_Assignment_
Count every line below that holds "venue". Number only.

_Source information_
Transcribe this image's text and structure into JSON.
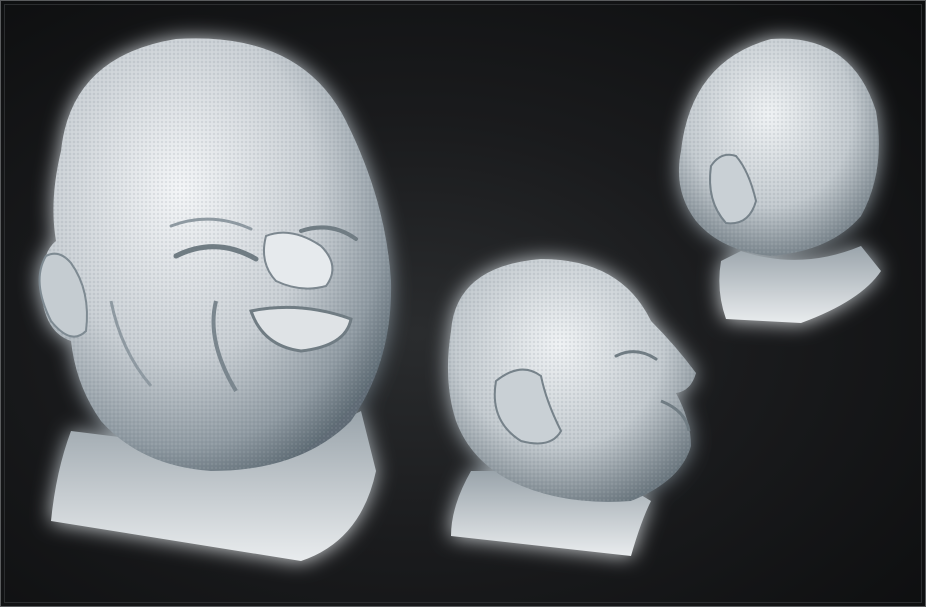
{
  "scene": {
    "subject": "sculpted-head-renders",
    "views": [
      {
        "id": "front-three-quarter"
      },
      {
        "id": "side-profile"
      },
      {
        "id": "back-three-quarter"
      }
    ],
    "colors": {
      "background": "#0e0f10",
      "glow": "#ffffff",
      "clay_light": "#eef1f3",
      "clay_mid": "#b9c0c6",
      "clay_shadow": "#5e6b74"
    }
  }
}
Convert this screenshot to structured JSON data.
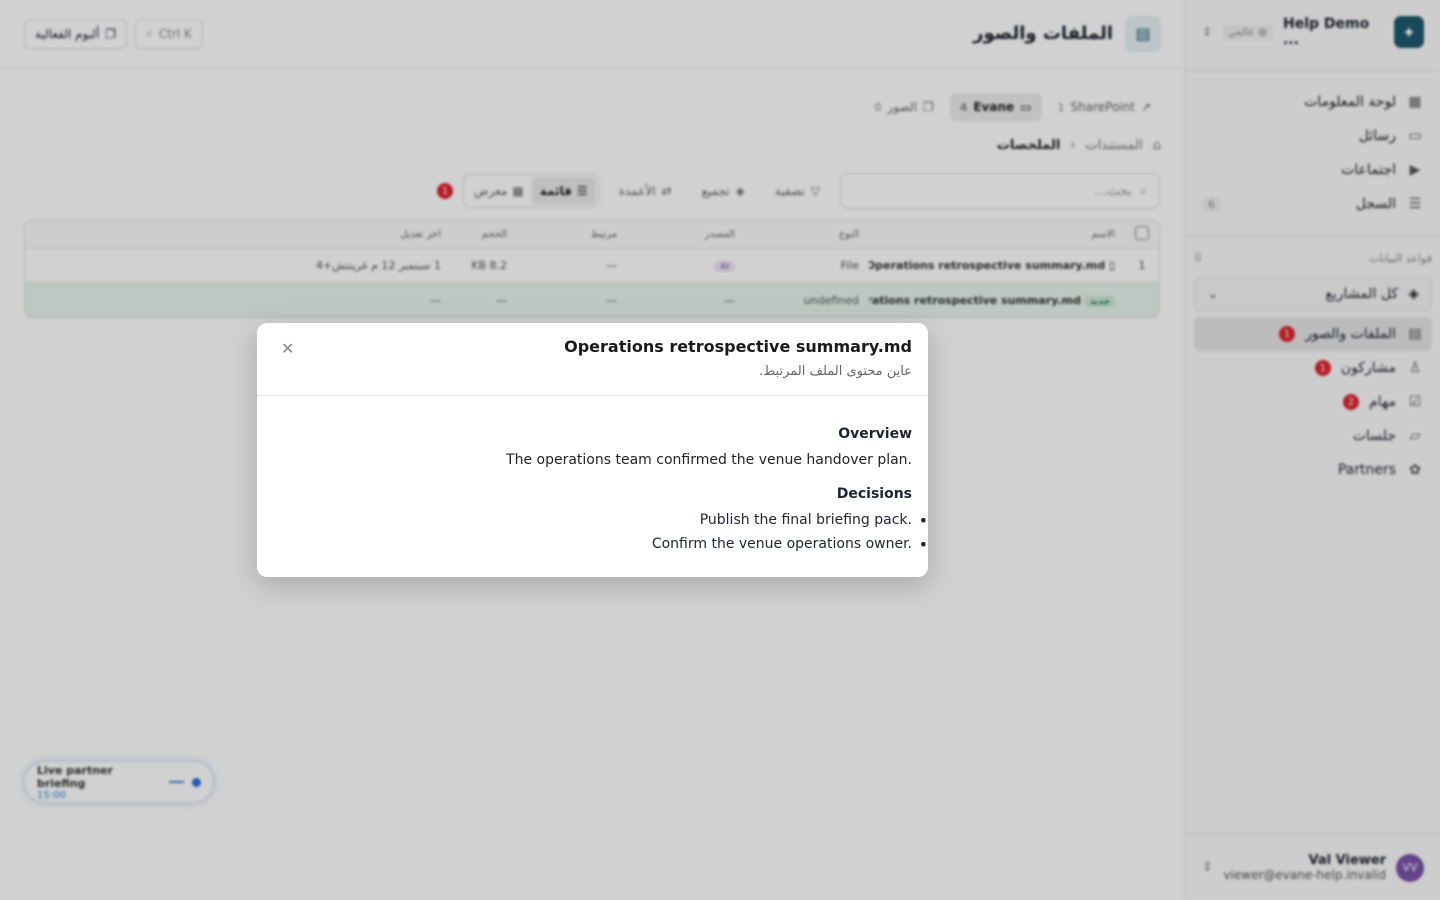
{
  "sidebar": {
    "workspace_name": "Help Demo ...",
    "workspace_scope": "عالمي",
    "nav": [
      {
        "label": "لوحة المعلومات",
        "count": ""
      },
      {
        "label": "رسائل",
        "count": ""
      },
      {
        "label": "اجتماعات",
        "count": ""
      },
      {
        "label": "السجل",
        "count": "6"
      }
    ],
    "databases_label": "قواعد البيانات",
    "project_select": "كل المشاريع",
    "db_items": [
      {
        "label": "الملفات والصور",
        "badge": "1"
      },
      {
        "label": "مشاركون",
        "badge": "1"
      },
      {
        "label": "مهام",
        "badge": "2"
      },
      {
        "label": "جلسات",
        "badge": ""
      },
      {
        "label": "Partners",
        "badge": ""
      }
    ],
    "user": {
      "initials": "VV",
      "name": "Val Viewer",
      "email": "viewer@evane-help.invalid"
    }
  },
  "topbar": {
    "title": "الملفات والصور",
    "album_button": "ألبوم الفعالية",
    "search_shortcut": "Ctrl K"
  },
  "tabs": [
    {
      "label": "SharePoint",
      "count": "1"
    },
    {
      "label": "Evane",
      "count": "4"
    },
    {
      "label": "الصور",
      "count": "0"
    }
  ],
  "breadcrumb": {
    "root": "المستندات",
    "current": "الملخصات"
  },
  "toolbar": {
    "search_placeholder": "بحث...",
    "filter": "تصفية",
    "group": "تجميع",
    "columns": "الأعمدة",
    "list_view": "قائمة",
    "gallery_view": "معرض",
    "alert_count": "1"
  },
  "table": {
    "headers": [
      "الاسم",
      "النوع",
      "المصدر",
      "مرتبط",
      "الحجم",
      "آخر تعديل"
    ],
    "rows": [
      {
        "index": "1",
        "name": "Operations retrospective summary.md",
        "type": "File",
        "source": "AI",
        "linked": "—",
        "size": "8.2 KB",
        "modified": "1 سبتمبر 12 م غرينتش+4"
      },
      {
        "index": "",
        "chip": "جديد",
        "name": "Operations retrospective summary.md",
        "type": "undefined",
        "source": "—",
        "linked": "—",
        "size": "—",
        "modified": "—"
      }
    ]
  },
  "live_pill": {
    "title": "Live partner briefing",
    "time": "15:00"
  },
  "modal": {
    "title": "Operations retrospective summary.md",
    "subtitle": "عاين محتوى الملف المرتبط.",
    "overview_heading": "Overview",
    "overview_text": "The operations team confirmed the venue handover plan.",
    "decisions_heading": "Decisions",
    "decisions": [
      "Publish the final briefing pack.",
      "Confirm the venue operations owner."
    ]
  },
  "colors": {
    "accent": "#1e5a6e",
    "badge": "#e0242f",
    "new_row": "#e6f4ec"
  }
}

_Task response_
2